The Gray Nomad
Probing the practice of Christian believers……

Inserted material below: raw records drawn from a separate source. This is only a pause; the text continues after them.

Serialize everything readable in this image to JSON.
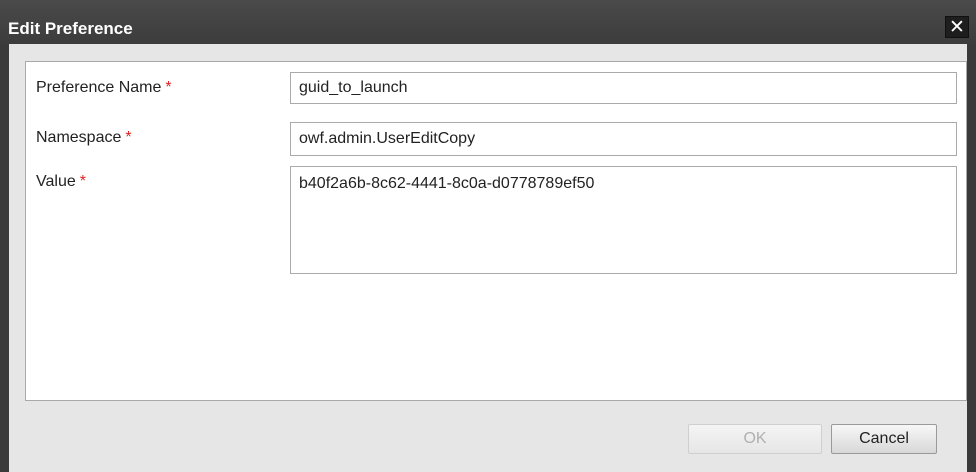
{
  "dialog": {
    "title": "Edit Preference",
    "close_symbol": "✕"
  },
  "form": {
    "required_marker": "*",
    "fields": [
      {
        "label": "Preference Name",
        "value": "guid_to_launch"
      },
      {
        "label": "Namespace",
        "value": "owf.admin.UserEditCopy"
      },
      {
        "label": "Value",
        "value": "b40f2a6b-8c62-4441-8c0a-d0778789ef50"
      }
    ]
  },
  "buttons": {
    "ok_label": "OK",
    "ok_enabled": false,
    "cancel_label": "Cancel"
  },
  "icons": {
    "close": "close-icon"
  },
  "colors": {
    "titlebar": "#3c3c3c",
    "required_marker": "#e02020",
    "dialog_background": "#e6e6e6"
  }
}
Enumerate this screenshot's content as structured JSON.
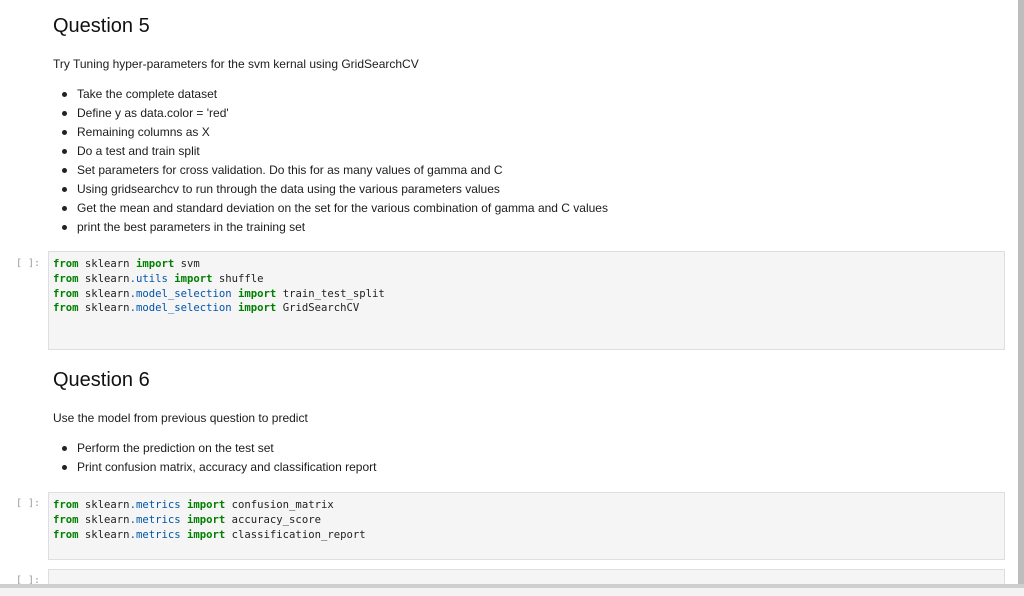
{
  "q5": {
    "heading": "Question 5",
    "intro": "Try Tuning hyper-parameters for the svm kernal using GridSearchCV",
    "bullets": [
      "Take the complete dataset",
      "Define y as data.color = 'red'",
      "Remaining columns as X",
      "Do a test and train split",
      "Set parameters for cross validation. Do this for as many values of gamma and C",
      "Using gridsearchcv to run through the data using the various parameters values",
      "Get the mean and standard deviation on the set for the various combination of gamma and C values",
      "print the best parameters in the training set"
    ]
  },
  "cell1": {
    "prompt": "[ ]:",
    "lines": [
      {
        "kw1": "from",
        "mod": "sklearn",
        "sub": "",
        "kw2": "import",
        "name": "svm"
      },
      {
        "kw1": "from",
        "mod": "sklearn",
        "sub": ".utils",
        "kw2": "import",
        "name": "shuffle"
      },
      {
        "kw1": "from",
        "mod": "sklearn",
        "sub": ".model_selection",
        "kw2": "import",
        "name": "train_test_split"
      },
      {
        "kw1": "from",
        "mod": "sklearn",
        "sub": ".model_selection",
        "kw2": "import",
        "name": "GridSearchCV"
      }
    ]
  },
  "q6": {
    "heading": "Question 6",
    "intro": "Use the model from previous question to predict",
    "bullets": [
      "Perform the prediction on the test set",
      "Print confusion matrix, accuracy and classification report"
    ]
  },
  "cell2": {
    "prompt": "[ ]:",
    "lines": [
      {
        "kw1": "from",
        "mod": "sklearn",
        "sub": ".metrics",
        "kw2": "import",
        "name": "confusion_matrix"
      },
      {
        "kw1": "from",
        "mod": "sklearn",
        "sub": ".metrics",
        "kw2": "import",
        "name": "accuracy_score"
      },
      {
        "kw1": "from",
        "mod": "sklearn",
        "sub": ".metrics",
        "kw2": "import",
        "name": "classification_report"
      }
    ]
  },
  "cell3": {
    "prompt": "[ ]:"
  }
}
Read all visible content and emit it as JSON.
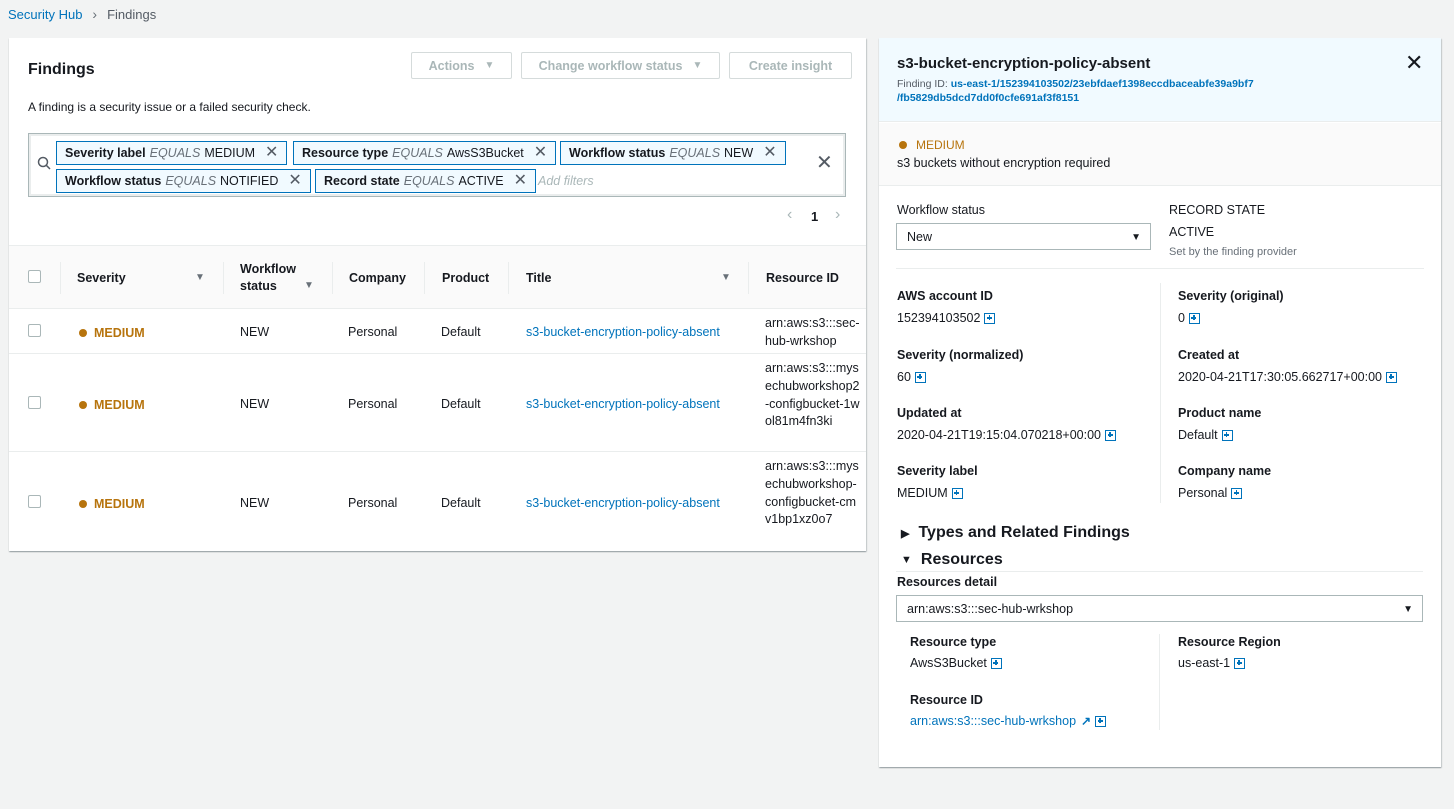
{
  "breadcrumb": {
    "root": "Security Hub",
    "current": "Findings"
  },
  "findings": {
    "title": "Findings",
    "description": "A finding is a security issue or a failed security check.",
    "buttons": {
      "actions": "Actions",
      "change_workflow": "Change workflow status",
      "create_insight": "Create insight"
    },
    "filters": [
      {
        "key": "Severity label",
        "op": "EQUALS",
        "value": "MEDIUM"
      },
      {
        "key": "Resource type",
        "op": "EQUALS",
        "value": "AwsS3Bucket"
      },
      {
        "key": "Workflow status",
        "op": "EQUALS",
        "value": "NEW"
      },
      {
        "key": "Workflow status",
        "op": "EQUALS",
        "value": "NOTIFIED"
      },
      {
        "key": "Record state",
        "op": "EQUALS",
        "value": "ACTIVE"
      }
    ],
    "add_filters_placeholder": "Add filters",
    "page": "1",
    "columns": {
      "severity": "Severity",
      "workflow_1": "Workflow",
      "workflow_2": "status",
      "company": "Company",
      "product": "Product",
      "title": "Title",
      "resource_id": "Resource ID"
    },
    "rows": [
      {
        "severity": "MEDIUM",
        "workflow": "NEW",
        "company": "Personal",
        "product": "Default",
        "title": "s3-bucket-encryption-policy-absent",
        "resource_id": "arn:aws:s3:::sec-hub-wrkshop"
      },
      {
        "severity": "MEDIUM",
        "workflow": "NEW",
        "company": "Personal",
        "product": "Default",
        "title": "s3-bucket-encryption-policy-absent",
        "resource_id": "arn:aws:s3:::mysechubworkshop2-configbucket-1wol81m4fn3ki"
      },
      {
        "severity": "MEDIUM",
        "workflow": "NEW",
        "company": "Personal",
        "product": "Default",
        "title": "s3-bucket-encryption-policy-absent",
        "resource_id": "arn:aws:s3:::mysechubworkshop-configbucket-cmv1bp1xz0o7"
      }
    ]
  },
  "detail": {
    "title": "s3-bucket-encryption-policy-absent",
    "finding_id_label": "Finding ID:",
    "finding_id_1": "us-east-1/152394103502/23ebfdaef1398eccdbaceabfe39a9bf7",
    "finding_id_2": "/fb5829db5dcd7dd0f0cfe691af3f8151",
    "severity": "MEDIUM",
    "severity_desc": "s3 buckets without encryption required",
    "workflow_status_label": "Workflow status",
    "workflow_status_value": "New",
    "record_state_label": "RECORD STATE",
    "record_state_value": "ACTIVE",
    "record_state_caption": "Set by the finding provider",
    "fields": {
      "aws_account_id": {
        "label": "AWS account ID",
        "value": "152394103502"
      },
      "severity_original": {
        "label": "Severity (original)",
        "value": "0"
      },
      "severity_normalized": {
        "label": "Severity (normalized)",
        "value": "60"
      },
      "created_at": {
        "label": "Created at",
        "value": "2020-04-21T17:30:05.662717+00:00"
      },
      "updated_at": {
        "label": "Updated at",
        "value": "2020-04-21T19:15:04.070218+00:00"
      },
      "product_name": {
        "label": "Product name",
        "value": "Default"
      },
      "severity_label": {
        "label": "Severity label",
        "value": "MEDIUM"
      },
      "company_name": {
        "label": "Company name",
        "value": "Personal"
      }
    },
    "types_section": "Types and Related Findings",
    "resources_section": "Resources",
    "resources_detail_label": "Resources detail",
    "resources_selected": "arn:aws:s3:::sec-hub-wrkshop",
    "resource_type": {
      "label": "Resource type",
      "value": "AwsS3Bucket"
    },
    "resource_region": {
      "label": "Resource Region",
      "value": "us-east-1"
    },
    "resource_id": {
      "label": "Resource ID",
      "value": "arn:aws:s3:::sec-hub-wrkshop"
    }
  },
  "colors": {
    "link": "#0073bb",
    "medium": "#b7740d",
    "header_bg": "#f1faff"
  }
}
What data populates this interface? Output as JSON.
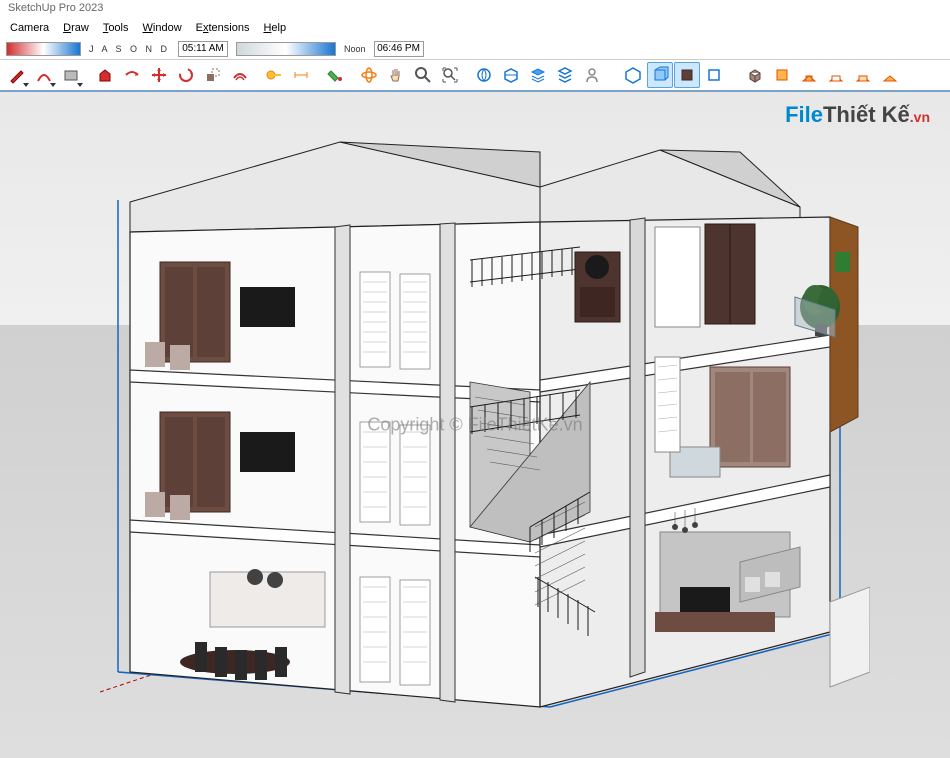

‘For I was hungry, and you gave Me something to eat; I was thirsty, and you gave Me something to drink; I was a stranger, and you invited Me in; I was naked, and you clothed Me; I was sick, and you visited Me [with help and ministering care]; I was in prison, and you came to Me [ignoring personal danger].’ Then the righteous will answer Him, ‘Lord, when did we see You hungry, and feed You, or thirsty, and give You something to drink? And when did we see You as a stranger, and invite You in, or naked, and clothe You? And when did we see You sick, or in prison, and come to You?’ The King will answer and say to them, ‘I assure you and most solemnly say to you, to the extent that you did it for one of these brothers of Mine, even the least of them, you did it for Me.’ [Book of Matthew, chapter 25]